Explosives, along with 180 detonators and 40 grenades were snatched from the complex, which is around 60 kilometers northeast of Marseille. Investigators are still trying to find out the full extent of the raid and haven’t ruled out that more explosives could be missing. The theft was first spotted at the 200-acre base, used as a logistics center for France’s foreign operations, on Monday.
— Martin de Montvalon (@tinez16) July 7, 2015
The mayor of Miramas, Frederic Vigouroux, says he is extremely concerned about the theft at the military base, which hosts up to 200 military and civilian personnel. The mayor added that it’s the largest munitions base in Provence and there could as many as 260 detonators unaccounted for.
"This is a site that is highly secure and well-guarded. All state services are on tenterhooks," he said.
Vigouroux said he was surprised the thieves were able to get into the highly guarded complex, while it later emerged that there were reportedly no security cameras around the site’s fences.
“There are dogs and everything else that is needed to keep this material safe. The thieves apparently gained entry via a fence. The whole town has been listening to the news on the radio or reading newspapers,” he added, according to the L’Express publication.

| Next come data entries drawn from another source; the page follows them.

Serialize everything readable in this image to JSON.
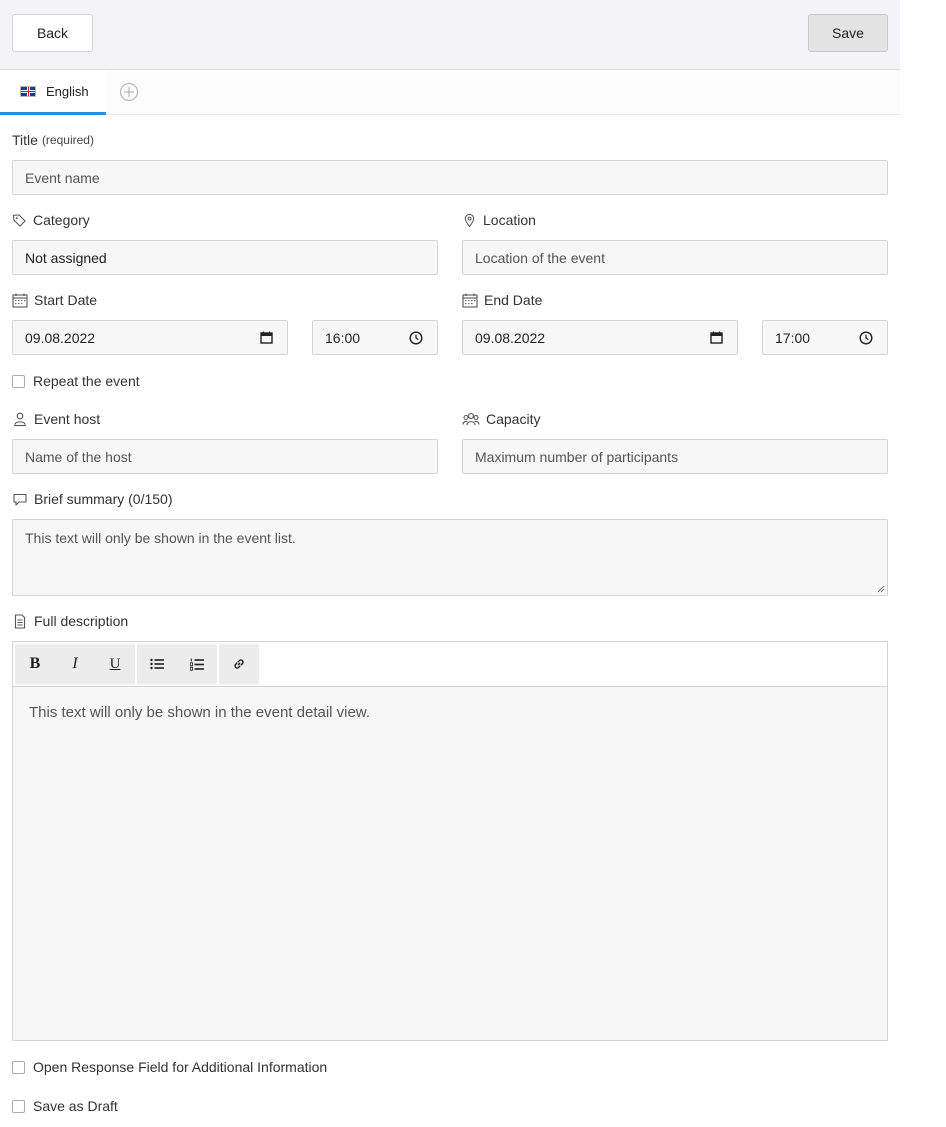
{
  "header": {
    "back_label": "Back",
    "save_label": "Save"
  },
  "tabs": [
    {
      "label": "English",
      "flag": "uk-flag-icon"
    }
  ],
  "title_field": {
    "label": "Title",
    "hint": "(required)",
    "placeholder": "Event name"
  },
  "category": {
    "label": "Category",
    "value": "Not assigned"
  },
  "location": {
    "label": "Location",
    "placeholder": "Location of the event"
  },
  "start": {
    "label": "Start Date",
    "date": "09.08.2022",
    "time": "16:00"
  },
  "end": {
    "label": "End Date",
    "date": "09.08.2022",
    "time": "17:00"
  },
  "repeat": {
    "label": "Repeat the event"
  },
  "host": {
    "label": "Event host",
    "placeholder": "Name of the host"
  },
  "capacity": {
    "label": "Capacity",
    "placeholder": "Maximum number of participants"
  },
  "summary": {
    "label": "Brief summary (0/150)",
    "placeholder": "This text will only be shown in the event list."
  },
  "description": {
    "label": "Full description",
    "toolbar": {
      "bold": "B",
      "italic": "I",
      "underline": "U"
    },
    "placeholder": "This text will only be shown in the event detail view."
  },
  "open_response": {
    "label": "Open Response Field for Additional Information"
  },
  "draft": {
    "label": "Save as Draft"
  },
  "colors": {
    "accent": "#2b8fd6",
    "field_bg": "#f7f7f7",
    "border": "#d5d5d5"
  }
}
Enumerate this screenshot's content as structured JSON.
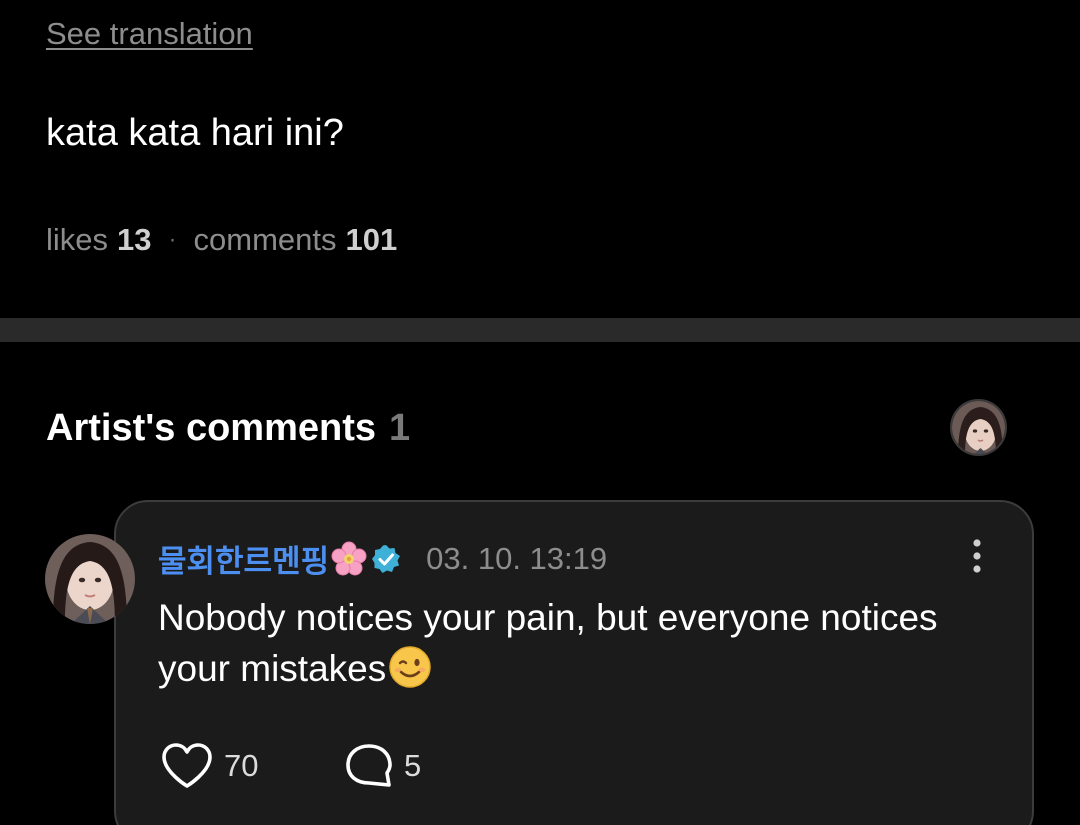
{
  "post": {
    "see_translation": "See translation",
    "text": "kata kata hari ini?",
    "likes_label": "likes",
    "likes_count": "13",
    "separator": "·",
    "comments_label": "comments",
    "comments_count": "101"
  },
  "artist_comments": {
    "title": "Artist's comments",
    "count": "1",
    "comment": {
      "author": "물회한르멘핑",
      "timestamp": "03. 10. 13:19",
      "text": "Nobody notices your pain, but everyone notices your mistakes",
      "likes": "70",
      "replies": "5"
    }
  },
  "colors": {
    "background": "#000000",
    "divider": "#2a2a2a",
    "card": "#1b1b1b",
    "author_name": "#4c8ff0",
    "verified_badge": "#3fb0d8",
    "muted_text": "#8d8d8d"
  },
  "icons": {
    "flower": "cherry-blossom-emoji",
    "verified": "verified-badge-icon",
    "emoji": "winking-face-emoji",
    "more": "more-vertical-icon",
    "like": "heart-outline-icon",
    "reply": "speech-bubble-icon"
  }
}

The investigators initially believe that those involved in organized crime were behind the raid, but they haven’t ruled out terrorism.
The theft comes amid heightened security after a suspected Islamist beheaded his boss and then tried to blow up a factory near Lyon on June 26. Yassin Salhi, 35 tried to blow up the “Air Products” gas factory in the town of Saint-Quentin-Fallavier.
He entered the facility using his duty pass. Police later found the beheaded body of Salhi’s boss on the factory premises.
The suspect, who is being held in police custody, denied the attack was religiously motivated. However, French police said that Salhi shouted “Allahou Akbar” (God is great) during his detention.
French Prime Minister Manuel Valls spoke about the necessity of combating Islamic extremism after the incident.
“We cannot lose this war, because it is essentially a war of civilization,” he told radio Europe 1. “It is our society, our civilization and our values that we must defend,” he added.
The attack at the gas factory came just over six months after the Charlie Hebdo attacks in Paris and a deadly raid by jihadists on a Jewish supermarket in the outskirts of the French capital a day later.